One might think that the title of this column is a contradiction of words, but it is not. During the Civil War there was a certain civility in the correspondence that described the “barbarous warfare” that was conducted by both the Union and Confederate forces. This and the command of the English language were especially evident in the letters between the Union and Confederate “generals.”
The following letter from “Union” Maj. Gen. Henry W. Halleck to Confederate Gen. Sterling Price, although very civil in nature, clearly states exactly what Gen. Halleck will do and why he is doing it.
The letter is located in Series I, Volume 8 of the Official Records of the War of the Rebellion on pages 514 and 515.
“St. Louis, Mo., Jan. 22, 1862.
Gen. Sterling Price, Commanding:
General: Your letter, dated Springfield, Jan. 12, is received. The troops of which you complain on the Kansas frontier and at Fort Leavenworth are not under my command. In regard to them, I respectfully refer you to Maj. Gen. David Hunter, commanding the Department of Kansas, headquarters at Fort Leavenworth.
You also complain that “individuals and parties of men specially appointed and instructed by you to destroy railroads, culverts and bridges, by tearing them up and burning, and have been arrested and subjected to a general court-martial for alleged crimes.”
This statement is, in the main, correct. When “individuals and parties of men” violate the “laws of war,” they will be tried, and if found guilty, will certainly be punished, whether acting under your “special appointment and instructions” or not. You must be aware, general, that no orders of yours can save you from punishment spies, marauders, robbers, incendiaries, guerrilla bands and those who violate the “laws of war.”
You cannot give immunity to crime. But let us fully understand each other on this point.
If you send armed forces, wearing the garb (uniforms) of soldiers and duly organized and enrolled as legitimate belligerents to destroy railroads and bridges as a military act, we shall kill them, if possible, in open warefare, or if we capture them, we shall treat them as prisoners of war.
But it is well understood that you have sent numbers of your adherents, in the garb (clothes) of peaceful citizens and under false pretenses, through our lines into northern Missouri to rob and destroy the property of “Union” men and to burn and destroy railroad bridges, thus endangering the lives of thousands and this, too, without any military necessity or possible military advantage.
Moreover, peaceful citizens of Missouri, quietly working on their farms, have been instigated by your emissaries to take up arms as insurgents and to rob and plunder and to commit arson and murder. They do not even act under the garb of soldiers but under false pretenses and in the guise of peaceful citizens.
You certainly will not pretend that men guilty of such crimes, although “specially appointed and instructed by you,” are entitled to the rights and immunities of ordinary prisoners of war. If you do, will you refer me to a single authority on the laws of war which recognizes such a claim?

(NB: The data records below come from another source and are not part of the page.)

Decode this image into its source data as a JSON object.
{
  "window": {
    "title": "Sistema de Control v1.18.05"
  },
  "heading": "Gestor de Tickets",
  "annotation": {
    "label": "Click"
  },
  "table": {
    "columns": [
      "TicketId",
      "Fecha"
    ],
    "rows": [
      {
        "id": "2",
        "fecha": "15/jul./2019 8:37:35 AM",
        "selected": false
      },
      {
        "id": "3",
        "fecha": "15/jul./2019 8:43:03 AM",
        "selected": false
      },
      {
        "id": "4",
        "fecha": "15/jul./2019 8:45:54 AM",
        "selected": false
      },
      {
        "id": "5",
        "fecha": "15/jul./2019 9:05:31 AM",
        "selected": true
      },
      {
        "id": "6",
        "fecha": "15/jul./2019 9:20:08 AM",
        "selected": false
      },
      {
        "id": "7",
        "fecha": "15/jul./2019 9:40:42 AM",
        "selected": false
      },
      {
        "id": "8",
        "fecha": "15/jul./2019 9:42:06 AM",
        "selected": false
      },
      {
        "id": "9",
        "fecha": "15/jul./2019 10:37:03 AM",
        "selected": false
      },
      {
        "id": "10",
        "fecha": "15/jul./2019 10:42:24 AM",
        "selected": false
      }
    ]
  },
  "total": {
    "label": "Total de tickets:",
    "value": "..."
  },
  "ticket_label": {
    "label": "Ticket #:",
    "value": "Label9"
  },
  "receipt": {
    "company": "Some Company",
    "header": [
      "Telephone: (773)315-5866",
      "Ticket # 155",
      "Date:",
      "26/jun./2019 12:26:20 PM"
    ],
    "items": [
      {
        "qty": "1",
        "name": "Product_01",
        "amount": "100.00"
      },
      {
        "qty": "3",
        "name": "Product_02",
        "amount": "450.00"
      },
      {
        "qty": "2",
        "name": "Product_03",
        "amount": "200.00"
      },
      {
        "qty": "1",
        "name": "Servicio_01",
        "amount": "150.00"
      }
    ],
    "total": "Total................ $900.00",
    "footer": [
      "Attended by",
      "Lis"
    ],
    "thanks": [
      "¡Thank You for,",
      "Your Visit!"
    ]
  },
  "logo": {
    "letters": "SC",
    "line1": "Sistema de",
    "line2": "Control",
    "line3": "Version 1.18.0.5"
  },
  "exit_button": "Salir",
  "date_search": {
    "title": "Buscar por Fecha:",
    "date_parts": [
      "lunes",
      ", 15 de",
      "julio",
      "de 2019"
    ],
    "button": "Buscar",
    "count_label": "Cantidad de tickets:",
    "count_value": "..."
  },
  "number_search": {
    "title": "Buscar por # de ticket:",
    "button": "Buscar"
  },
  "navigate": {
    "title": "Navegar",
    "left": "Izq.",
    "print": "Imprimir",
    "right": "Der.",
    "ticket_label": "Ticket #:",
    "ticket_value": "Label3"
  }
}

You may rest assured, general, that all prisoners of war not guilty of a crime will be treated with proper consideration and kindness. With the exception of being properly confined, they will be lodged and fed and, where necessary, clothed, the same as our own troops.
I am sorry to say that our prisoners who have come from your camps do not report such treatment on your part. They say that you gave them no rations, no clothing, no blankets, but left them to perish with want and cold. Moreover, it is believed that you subsist your troops by robbing and plundering the non-combatant “Union” inhabitants of the southwestern counties of this state. Thousands of poor families have fled to us for protection and support. They say that your troops robbed them of their provisions and clothing, carrying away their shoes and bedding and even cutting cloth from their looms, and that you have driven women and children from their homes to starve and perish in the cold.
I have not retaliated with such conduct upon your adherents here, as I have no intention of waging such a “barbarous warfare;” but I shall, whenever I can, punish such crimes, by whomsoever they may be committed.
I am daily expecting instructions respecting an exchange of prisoners of war. I will communicate with you on that subject as soon as they are received.
Very respectfully, your obedient servant,
Maj. Gen., Commanding the Department of the Missouri.
Now then, did Gen. Price ever respond to Gen. Halleck’s letter? If he did, it did not survive the passage of time or has not been discovered to date. Did this letter change the “barbarous warfare” that was conducted in Missouri and eastern Kansas for the duration of the war to a more civilized way of waging war? Of course, it did not; and, of course, the war went on!